Campaign: Goodby Silverstein & Partners
Logo: Not specified
In alignment with this strategy, StubHub today announced a holistic update to its brand identity, along with plans to execute a strategic, multi-channel brand campaign. The rebranding includes impactful aesthetic changes to convey the feeling and anticipation that only comes with live experiences, including a more contemporary and globally relevant logo; updated design elements that convey more emotion and energy; and a bolder, more flexible and dynamic color palette. The StubHub word bubble is now used to express the range of audience emotions and desires, and is symbolic of the stories that fans will share around an event.
Images (opinion after)

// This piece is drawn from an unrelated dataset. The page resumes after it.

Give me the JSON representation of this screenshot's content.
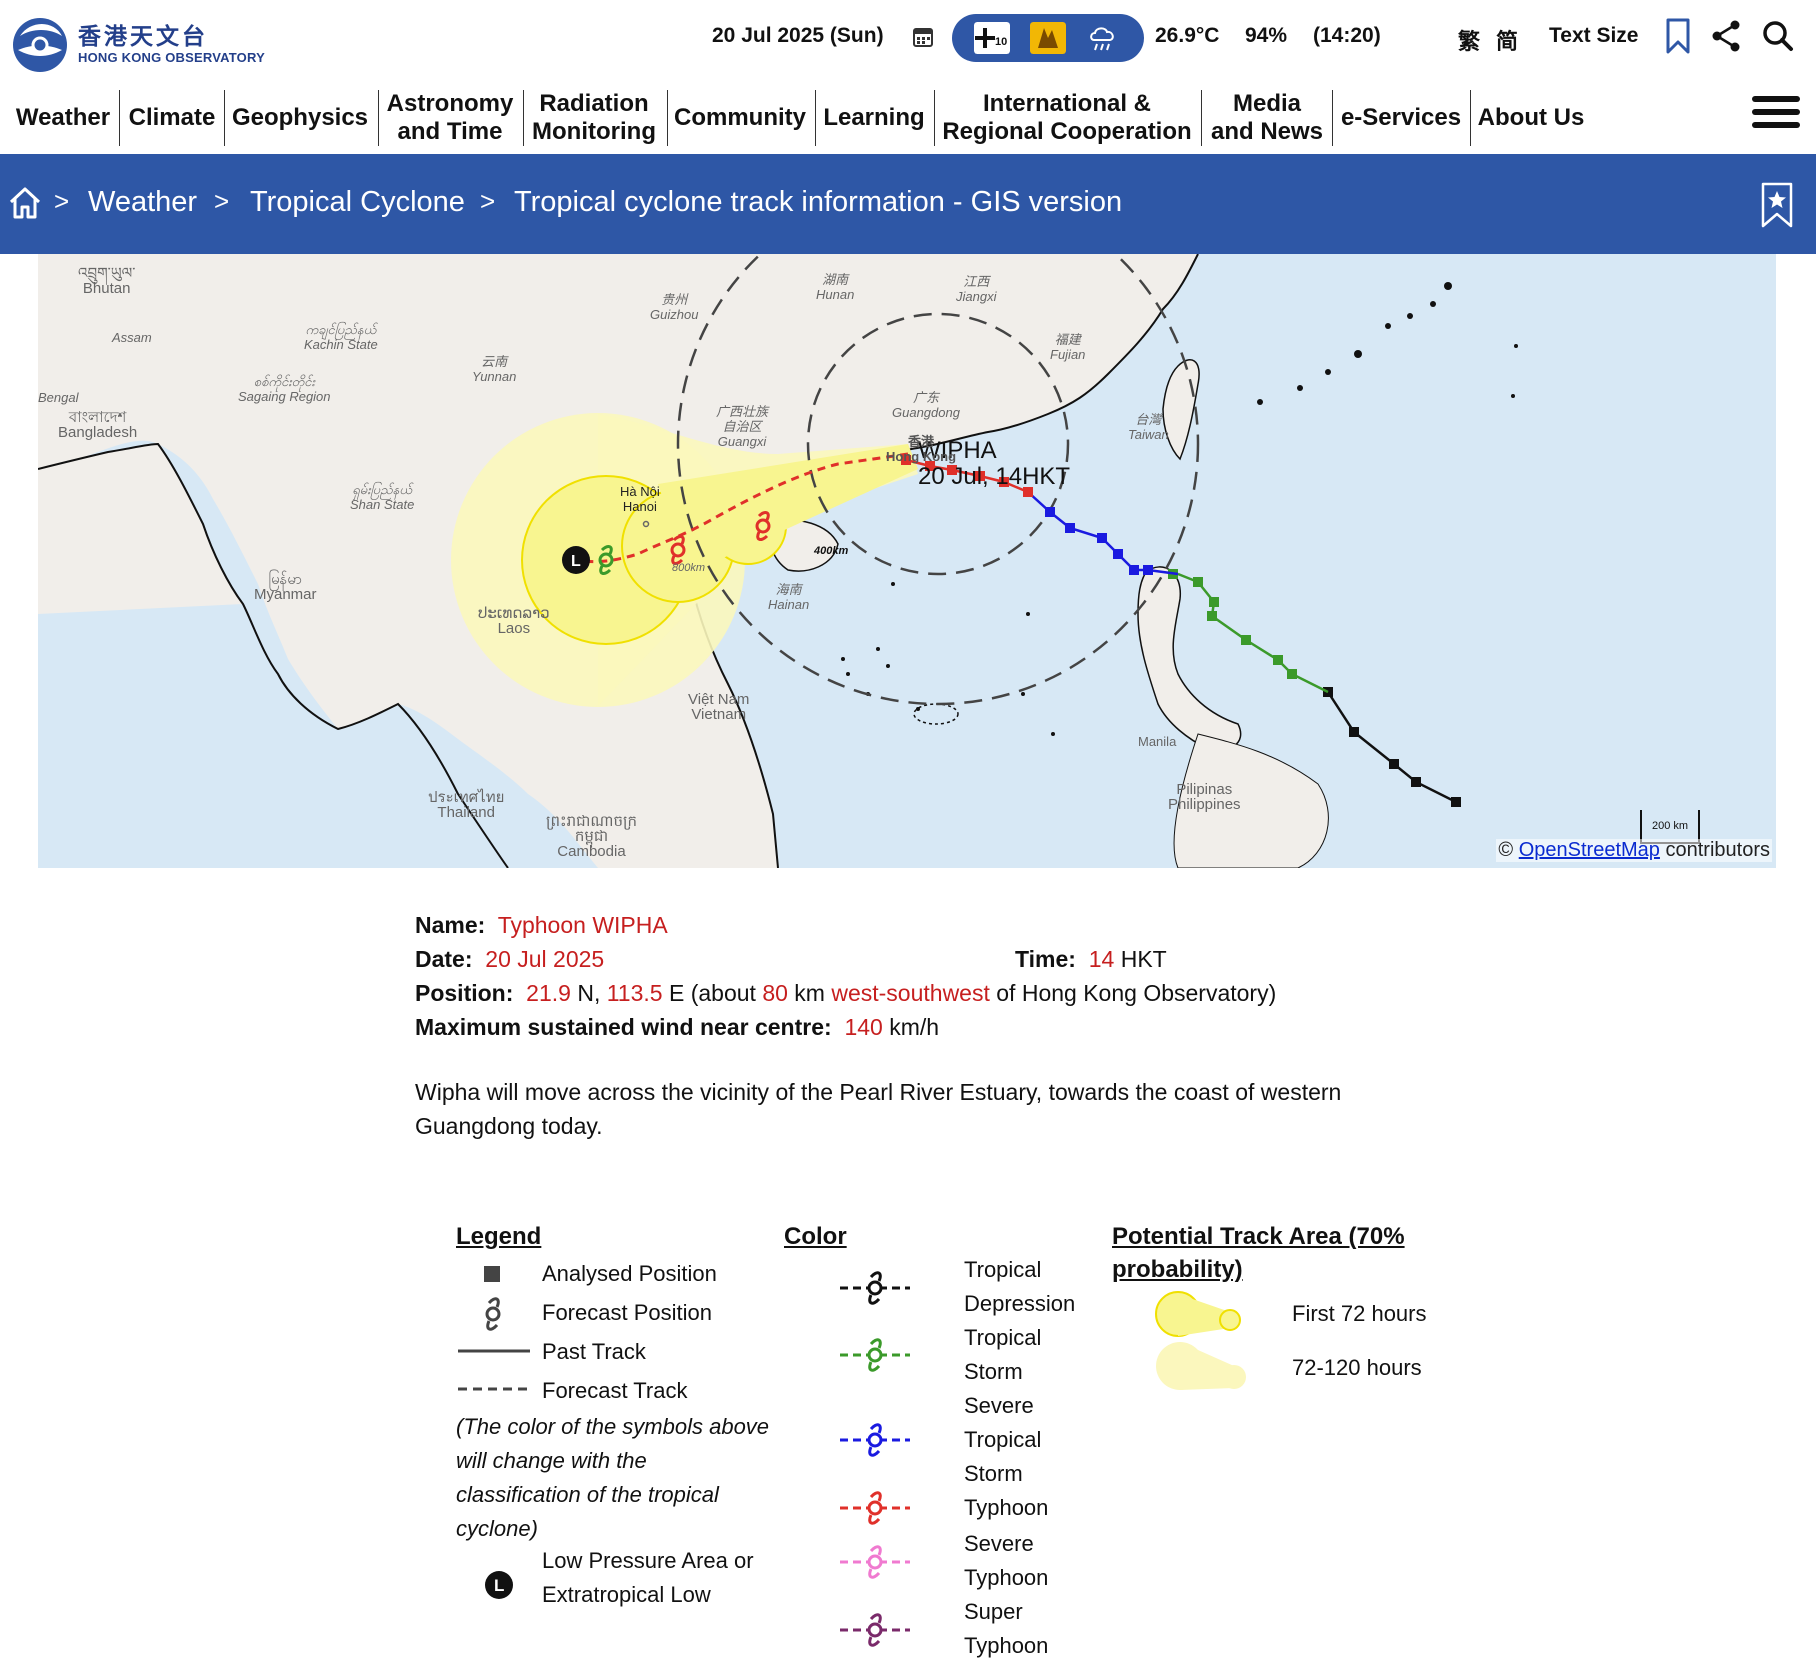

The last version of StubHub was a really good, mature evolution of its original design. At the time of our last post we hadn't posted any applications but you can now see those here. It was boldly colored and nicely typeset. It's surprising that, only a year later, StubHub would introduce a new logo — the new logo hasn't even had time to replace the old logo in a Google Image search — especially with one that doesn't improve in any way whatsoever the old one. It's a lateral move for change's sake. The new typography is fine, relative to things like yesterday's Eventbrite, but it's still subpar; the holding shape is neither better nor worse but at least the old one had clearly rounded corners and this one is almost a tight corner but not quite; the only major, significant change is dropping the exclamation point, which I can see as a way of maturing the brand itself, as if it doesn't need to yell anymore to get attention. The applications are sort of interesting with the speech bubble working as a graphic device to frame or un-frame different events but the executions look very rushed. The use of Interstate as the main font makes no sense — why not use the same typeface that was used for the logo? Interstate has no relation to what's going on with the logo nor is it significantly different to act as a complement or contrast. The one nice update is the tagline, "Your Ticket Out"; it's short and very effective in communicating both what the company does and the brand promise it aims to deliver on.
Thanks to Jake Barlow for the tip.